*** "SAM-U" and "SAM-L" demodulation: This is synchronous AM for the upper and lower sidebands, respectively. Due to the architecture of the WebSDR double-sideband synchronous AM demodulation is not practical. Note that the carrier of the AM receiver must between 80 and 1000 Hz on the "filter" side of receiver - in other words, when using SAM-U, the carrier must be 80-1000 Hz above the "zero" frequency of the receiver and when using SAM-L, the carrier must be below the "zero" frequency. If you are listening to an AM net where stations may not be vary close to the desired frequency you may have to retune and/or switch between SAM-U and SAM-L.

Prior to the recent upgrade, recorded audio did not include the effects of any DSP or filtering by Notch2 - now it does!

*** Security improvements:
--- New code can detect and block abusers. Please be sure to put your call sign, only, in the Your name or callsign box.
--- Additional layers of firewall have been implemented.

*** Embedded commands in startup URL:
Now, a number of different things can be specified when you access the WebSDR with your browser:
--- Set frequency and mode: Start your browser session pretuned to a frequency & mode. Parameter = ?tune= example to listen to 7293 kHz in AM (40M AM window).
--- Set zoom level: Zooms in "n" times on startup. Parameter = ?zoom=n example Best used when a frequency is specified using "?tune=". Zooms will be centered on the tuned frequency. The number of available zooms depends on the band.
--- Set Squelch: Enable squelch by default. Parameter = ?squelch=n example turns on squelch.
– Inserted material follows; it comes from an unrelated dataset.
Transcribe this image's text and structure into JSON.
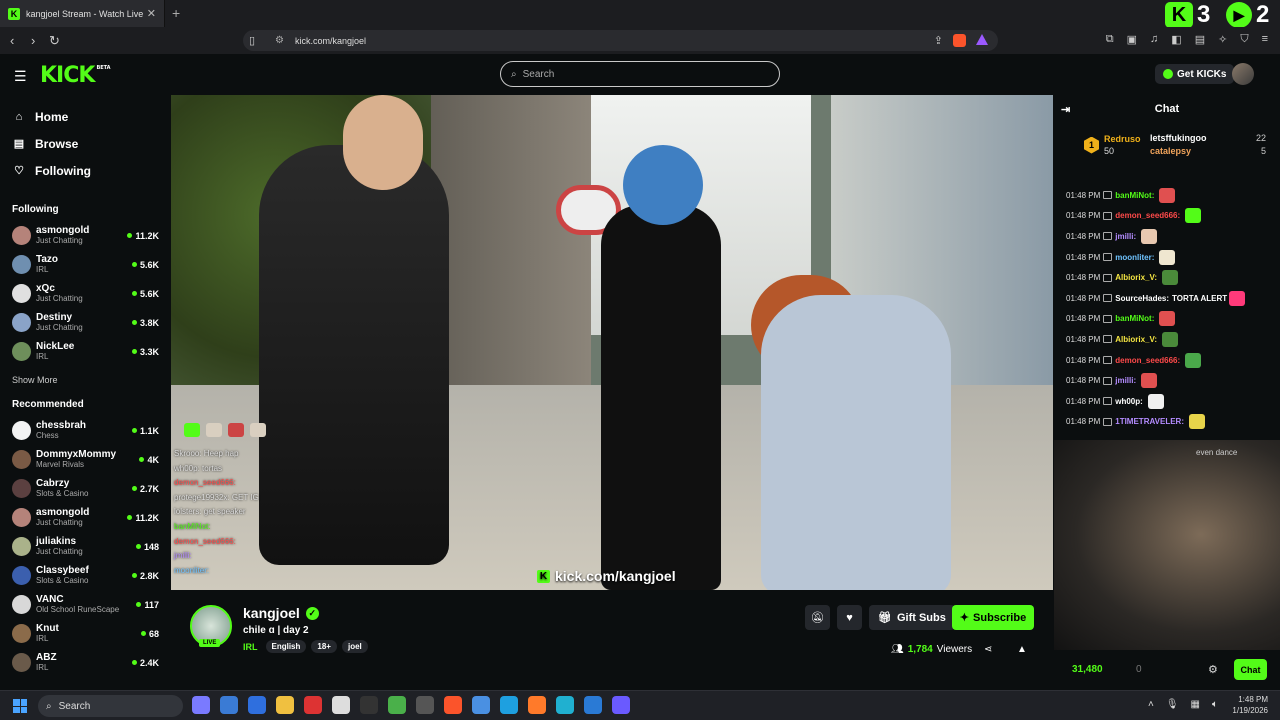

This is not the S-meter squelch, but the squelch check-box (noise operated).
--- Set S-meter Squelch: Enable S-meter squelch by default. Parameter = ?smsquelch=x example sets on the S-meter squelch. The "X" parameter is the signal level, in dBM (as displayed on the S-meter) of the squelch threshold. Set slider fully to the left to disable.
--- No labels: Suppress "DX Labels" Parameter = ?nolabels=n example n=1 to suppress the "DX Labels" (stationinfo) below the waterfall.
--- Alternate AGC: Startup using altrnate AGC. Parameter = ?altagc=n example uses Alt AGC.

*** Display of frequency: The frequency is now displayed after the user name in the graph-like portions below the screen. Please be sure to enter your call sign (only) in the Name name or callsign box so that this feature works properly.

*** Annunciators for Mute and Squelch: Red text "Audio muted" appears after the mode display in the Frequency box. Red text "Squelch Enabled" appears if the squelch is on.

*** Additional Bandwidth Buttons: There are now three buttons per mode to select wide, medium, and narrow passband bandwidths.

*** Frequency entry now allows frequency in MegaHertz: You may now enter the receive frequency in MHz by typing it in the "Frequency" box. That is, if you wanted to tune to 3579.55 kHz, you could enter either "3579.55" or "3.57955". If you enter the frequency in MHz, the system will convert it to kHz and tune there after 3 seconds. If you attempt to enter a frequency not covered by any receiver on the WebSDR us are currently using, it's likely that nothing will happen at all.

***Frequency-centering zoom: The code for zooming in has been tweaked so that the frequency to which the receiver is tuned stays within the spectrum display.